TO DO
Scan the records for the string "text"; copy each line where it occurs.

SUPPLIED DATA
========================================================================

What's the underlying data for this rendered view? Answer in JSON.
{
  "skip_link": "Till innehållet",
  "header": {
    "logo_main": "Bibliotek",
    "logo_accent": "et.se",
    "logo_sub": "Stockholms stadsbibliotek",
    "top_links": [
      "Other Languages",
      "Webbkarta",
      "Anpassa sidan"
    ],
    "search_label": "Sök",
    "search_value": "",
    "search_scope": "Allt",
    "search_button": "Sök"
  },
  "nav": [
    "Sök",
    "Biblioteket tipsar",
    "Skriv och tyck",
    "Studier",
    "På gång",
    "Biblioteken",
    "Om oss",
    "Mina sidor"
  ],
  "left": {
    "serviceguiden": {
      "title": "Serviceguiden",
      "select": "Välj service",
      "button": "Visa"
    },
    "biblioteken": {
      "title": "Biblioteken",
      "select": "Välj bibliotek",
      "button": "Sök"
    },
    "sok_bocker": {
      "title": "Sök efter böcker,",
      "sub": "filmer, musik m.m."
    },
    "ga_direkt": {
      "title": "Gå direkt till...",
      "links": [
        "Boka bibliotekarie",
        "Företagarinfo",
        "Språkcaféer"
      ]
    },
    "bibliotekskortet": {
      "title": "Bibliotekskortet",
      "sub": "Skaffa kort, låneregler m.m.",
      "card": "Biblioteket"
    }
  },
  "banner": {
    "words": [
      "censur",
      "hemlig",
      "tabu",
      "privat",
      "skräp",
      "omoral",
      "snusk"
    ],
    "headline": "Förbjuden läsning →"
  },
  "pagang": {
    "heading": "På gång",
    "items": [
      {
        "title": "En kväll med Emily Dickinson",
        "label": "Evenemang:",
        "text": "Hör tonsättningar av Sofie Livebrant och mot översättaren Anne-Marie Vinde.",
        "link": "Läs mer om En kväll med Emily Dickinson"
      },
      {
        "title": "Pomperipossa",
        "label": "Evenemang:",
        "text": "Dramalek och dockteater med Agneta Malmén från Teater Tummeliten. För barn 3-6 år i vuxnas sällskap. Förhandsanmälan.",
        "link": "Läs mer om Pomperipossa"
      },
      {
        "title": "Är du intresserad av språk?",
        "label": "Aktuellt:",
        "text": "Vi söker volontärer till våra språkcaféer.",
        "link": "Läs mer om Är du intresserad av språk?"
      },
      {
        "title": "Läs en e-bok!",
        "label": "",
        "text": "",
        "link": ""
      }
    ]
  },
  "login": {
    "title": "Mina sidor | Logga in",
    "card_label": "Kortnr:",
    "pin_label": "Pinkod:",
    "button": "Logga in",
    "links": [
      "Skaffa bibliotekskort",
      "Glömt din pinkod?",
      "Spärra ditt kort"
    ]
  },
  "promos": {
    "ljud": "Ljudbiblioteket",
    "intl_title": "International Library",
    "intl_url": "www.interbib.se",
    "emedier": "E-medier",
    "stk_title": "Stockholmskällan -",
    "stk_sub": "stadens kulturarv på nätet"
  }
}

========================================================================

RESPONSE FOR THIS EXERCISE
        "text": "Hör tonsättningar av Sofie Livebrant och mot översättaren Anne-Marie Vinde.",
        "text": "Dramalek och dockteater med Agneta Malmén från Teater Tummeliten. För barn 3-6 år i vuxnas sällskap. Förhandsanmälan.",
        "text": "Vi söker volontärer till våra språkcaféer.",
        "text": "",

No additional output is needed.